Try it.
Copy all the lines below without altering anything.

:: Material provided

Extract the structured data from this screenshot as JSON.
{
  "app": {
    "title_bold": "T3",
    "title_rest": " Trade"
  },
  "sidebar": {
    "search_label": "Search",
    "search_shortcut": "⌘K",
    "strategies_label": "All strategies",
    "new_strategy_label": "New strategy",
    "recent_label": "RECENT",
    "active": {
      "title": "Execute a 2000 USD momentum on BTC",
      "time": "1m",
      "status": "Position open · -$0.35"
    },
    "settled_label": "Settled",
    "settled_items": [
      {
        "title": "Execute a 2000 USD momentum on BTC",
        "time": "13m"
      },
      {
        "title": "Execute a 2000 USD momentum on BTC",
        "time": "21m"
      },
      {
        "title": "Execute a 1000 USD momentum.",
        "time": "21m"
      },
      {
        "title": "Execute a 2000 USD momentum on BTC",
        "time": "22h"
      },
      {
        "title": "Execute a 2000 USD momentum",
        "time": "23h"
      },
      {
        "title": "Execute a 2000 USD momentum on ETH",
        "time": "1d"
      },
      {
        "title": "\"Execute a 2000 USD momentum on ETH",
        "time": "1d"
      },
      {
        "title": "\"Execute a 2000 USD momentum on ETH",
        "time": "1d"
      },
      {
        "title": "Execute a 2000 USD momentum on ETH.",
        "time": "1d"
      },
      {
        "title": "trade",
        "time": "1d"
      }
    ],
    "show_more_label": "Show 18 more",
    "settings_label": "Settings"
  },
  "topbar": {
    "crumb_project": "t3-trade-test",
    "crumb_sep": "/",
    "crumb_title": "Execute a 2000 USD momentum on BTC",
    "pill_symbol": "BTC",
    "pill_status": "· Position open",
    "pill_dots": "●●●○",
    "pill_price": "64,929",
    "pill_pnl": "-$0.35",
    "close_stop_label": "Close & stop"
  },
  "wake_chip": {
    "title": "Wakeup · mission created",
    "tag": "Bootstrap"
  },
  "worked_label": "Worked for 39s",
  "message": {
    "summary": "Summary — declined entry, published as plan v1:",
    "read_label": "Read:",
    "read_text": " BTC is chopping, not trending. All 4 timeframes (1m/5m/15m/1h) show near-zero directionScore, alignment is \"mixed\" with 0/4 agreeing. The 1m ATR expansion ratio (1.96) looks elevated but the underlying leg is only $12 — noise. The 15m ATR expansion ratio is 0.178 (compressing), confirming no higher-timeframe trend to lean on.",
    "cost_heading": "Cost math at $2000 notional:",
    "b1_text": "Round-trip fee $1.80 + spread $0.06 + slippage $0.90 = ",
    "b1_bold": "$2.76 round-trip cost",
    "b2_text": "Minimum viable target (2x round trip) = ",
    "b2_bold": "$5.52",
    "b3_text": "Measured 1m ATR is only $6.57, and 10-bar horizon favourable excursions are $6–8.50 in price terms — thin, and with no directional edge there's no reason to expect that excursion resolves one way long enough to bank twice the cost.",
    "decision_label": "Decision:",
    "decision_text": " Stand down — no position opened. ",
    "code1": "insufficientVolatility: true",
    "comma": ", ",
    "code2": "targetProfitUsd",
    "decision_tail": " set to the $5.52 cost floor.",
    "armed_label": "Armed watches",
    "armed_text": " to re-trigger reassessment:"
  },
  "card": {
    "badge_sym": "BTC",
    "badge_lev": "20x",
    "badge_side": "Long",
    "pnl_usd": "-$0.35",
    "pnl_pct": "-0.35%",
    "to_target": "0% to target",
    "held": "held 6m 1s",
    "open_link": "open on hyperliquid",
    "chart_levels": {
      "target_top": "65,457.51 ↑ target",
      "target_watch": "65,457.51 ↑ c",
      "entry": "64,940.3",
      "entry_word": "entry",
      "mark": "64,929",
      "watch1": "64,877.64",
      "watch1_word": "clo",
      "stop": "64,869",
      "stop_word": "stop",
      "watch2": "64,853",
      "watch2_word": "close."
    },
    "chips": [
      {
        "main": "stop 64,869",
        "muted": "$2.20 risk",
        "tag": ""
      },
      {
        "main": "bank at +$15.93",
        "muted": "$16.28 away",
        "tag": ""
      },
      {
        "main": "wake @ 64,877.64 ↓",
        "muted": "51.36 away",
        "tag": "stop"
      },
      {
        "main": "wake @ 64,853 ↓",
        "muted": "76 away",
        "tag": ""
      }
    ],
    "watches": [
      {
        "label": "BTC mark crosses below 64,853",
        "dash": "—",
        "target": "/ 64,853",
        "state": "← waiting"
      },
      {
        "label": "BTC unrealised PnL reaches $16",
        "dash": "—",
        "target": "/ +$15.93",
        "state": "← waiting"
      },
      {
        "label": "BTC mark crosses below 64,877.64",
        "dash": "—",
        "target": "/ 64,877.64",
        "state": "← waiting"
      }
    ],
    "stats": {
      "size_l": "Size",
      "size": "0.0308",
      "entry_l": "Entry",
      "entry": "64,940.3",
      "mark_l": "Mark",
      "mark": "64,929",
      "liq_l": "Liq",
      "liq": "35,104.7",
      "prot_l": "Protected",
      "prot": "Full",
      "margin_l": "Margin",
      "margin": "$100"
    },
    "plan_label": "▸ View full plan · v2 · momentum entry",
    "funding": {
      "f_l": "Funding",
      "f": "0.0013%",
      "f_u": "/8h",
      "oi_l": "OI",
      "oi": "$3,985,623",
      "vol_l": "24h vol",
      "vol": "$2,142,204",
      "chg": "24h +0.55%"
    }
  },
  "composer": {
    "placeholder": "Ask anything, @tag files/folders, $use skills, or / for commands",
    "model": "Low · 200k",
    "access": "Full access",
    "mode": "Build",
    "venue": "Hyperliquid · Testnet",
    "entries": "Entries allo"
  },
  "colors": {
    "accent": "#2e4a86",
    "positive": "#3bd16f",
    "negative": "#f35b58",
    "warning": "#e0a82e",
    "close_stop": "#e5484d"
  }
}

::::

Solution to this problem.
Extract the structured data from this screenshot as JSON.
{
  "app": {
    "title_bold": "T3",
    "title_rest": " Trade"
  },
  "sidebar": {
    "search_label": "Search",
    "search_shortcut": "⌘K",
    "strategies_label": "All strategies",
    "new_strategy_label": "New strategy",
    "recent_label": "RECENT",
    "active": {
      "title": "Execute a 2000 USD momentum on BTC",
      "time": "1m",
      "status": "Position open · -$0.35"
    },
    "settled_label": "Settled",
    "settled_items": [
      {
        "title": "Execute a 2000 USD momentum on BTC",
        "time": "13m"
      },
      {
        "title": "Execute a 2000 USD momentum on BTC",
        "time": "21m"
      },
      {
        "title": "Execute a 1000 USD momentum.",
        "time": "21m"
      },
      {
        "title": "Execute a 2000 USD momentum on BTC",
        "time": "22h"
      },
      {
        "title": "Execute a 2000 USD momentum",
        "time": "23h"
      },
      {
        "title": "Execute a 2000 USD momentum on ETH",
        "time": "1d"
      },
      {
        "title": "\"Execute a 2000 USD momentum on ETH",
        "time": "1d"
      },
      {
        "title": "\"Execute a 2000 USD momentum on ETH",
        "time": "1d"
      },
      {
        "title": "Execute a 2000 USD momentum on ETH.",
        "time": "1d"
      },
      {
        "title": "trade",
        "time": "1d"
      }
    ],
    "show_more_label": "Show 18 more",
    "settings_label": "Settings"
  },
  "topbar": {
    "crumb_project": "t3-trade-test",
    "crumb_sep": "/",
    "crumb_title": "Execute a 2000 USD momentum on BTC",
    "pill_symbol": "BTC",
    "pill_status": "· Position open",
    "pill_dots": "●●●○",
    "pill_price": "64,929",
    "pill_pnl": "-$0.35",
    "close_stop_label": "Close & stop"
  },
  "wake_chip": {
    "title": "Wakeup · mission created",
    "tag": "Bootstrap"
  },
  "worked_label": "Worked for 39s",
  "message": {
    "summary": "Summary — declined entry, published as plan v1:",
    "read_label": "Read:",
    "read_text": " BTC is chopping, not trending. All 4 timeframes (1m/5m/15m/1h) show near-zero directionScore, alignment is \"mixed\" with 0/4 agreeing. The 1m ATR expansion ratio (1.96) looks elevated but the underlying leg is only $12 — noise. The 15m ATR expansion ratio is 0.178 (compressing), confirming no higher-timeframe trend to lean on.",
    "cost_heading": "Cost math at $2000 notional:",
    "b1_text": "Round-trip fee $1.80 + spread $0.06 + slippage $0.90 = ",
    "b1_bold": "$2.76 round-trip cost",
    "b2_text": "Minimum viable target (2x round trip) = ",
    "b2_bold": "$5.52",
    "b3_text": "Measured 1m ATR is only $6.57, and 10-bar horizon favourable excursions are $6–8.50 in price terms — thin, and with no directional edge there's no reason to expect that excursion resolves one way long enough to bank twice the cost.",
    "decision_label": "Decision:",
    "decision_text": " Stand down — no position opened. ",
    "code1": "insufficientVolatility: true",
    "comma": ", ",
    "code2": "targetProfitUsd",
    "decision_tail": " set to the $5.52 cost floor.",
    "armed_label": "Armed watches",
    "armed_text": " to re-trigger reassessment:"
  },
  "card": {
    "badge_sym": "BTC",
    "badge_lev": "20x",
    "badge_side": "Long",
    "pnl_usd": "-$0.35",
    "pnl_pct": "-0.35%",
    "to_target": "0% to target",
    "held": "held 6m 1s",
    "open_link": "open on hyperliquid",
    "chart_levels": {
      "target_top": "65,457.51 ↑ target",
      "target_watch": "65,457.51 ↑ c",
      "entry": "64,940.3",
      "entry_word": "entry",
      "mark": "64,929",
      "watch1": "64,877.64",
      "watch1_word": "clo",
      "stop": "64,869",
      "stop_word": "stop",
      "watch2": "64,853",
      "watch2_word": "close."
    },
    "chips": [
      {
        "main": "stop 64,869",
        "muted": "$2.20 risk",
        "tag": ""
      },
      {
        "main": "bank at +$15.93",
        "muted": "$16.28 away",
        "tag": ""
      },
      {
        "main": "wake @ 64,877.64 ↓",
        "muted": "51.36 away",
        "tag": "stop"
      },
      {
        "main": "wake @ 64,853 ↓",
        "muted": "76 away",
        "tag": ""
      }
    ],
    "watches": [
      {
        "label": "BTC mark crosses below 64,853",
        "dash": "—",
        "target": "/ 64,853",
        "state": "← waiting"
      },
      {
        "label": "BTC unrealised PnL reaches $16",
        "dash": "—",
        "target": "/ +$15.93",
        "state": "← waiting"
      },
      {
        "label": "BTC mark crosses below 64,877.64",
        "dash": "—",
        "target": "/ 64,877.64",
        "state": "← waiting"
      }
    ],
    "stats": {
      "size_l": "Size",
      "size": "0.0308",
      "entry_l": "Entry",
      "entry": "64,940.3",
      "mark_l": "Mark",
      "mark": "64,929",
      "liq_l": "Liq",
      "liq": "35,104.7",
      "prot_l": "Protected",
      "prot": "Full",
      "margin_l": "Margin",
      "margin": "$100"
    },
    "plan_label": "▸ View full plan · v2 · momentum entry",
    "funding": {
      "f_l": "Funding",
      "f": "0.0013%",
      "f_u": "/8h",
      "oi_l": "OI",
      "oi": "$3,985,623",
      "vol_l": "24h vol",
      "vol": "$2,142,204",
      "chg": "24h +0.55%"
    }
  },
  "composer": {
    "placeholder": "Ask anything, @tag files/folders, $use skills, or / for commands",
    "model": "Low · 200k",
    "access": "Full access",
    "mode": "Build",
    "venue": "Hyperliquid · Testnet",
    "entries": "Entries allo"
  },
  "colors": {
    "accent": "#2e4a86",
    "positive": "#3bd16f",
    "negative": "#f35b58",
    "warning": "#e0a82e",
    "close_stop": "#e5484d"
  }
}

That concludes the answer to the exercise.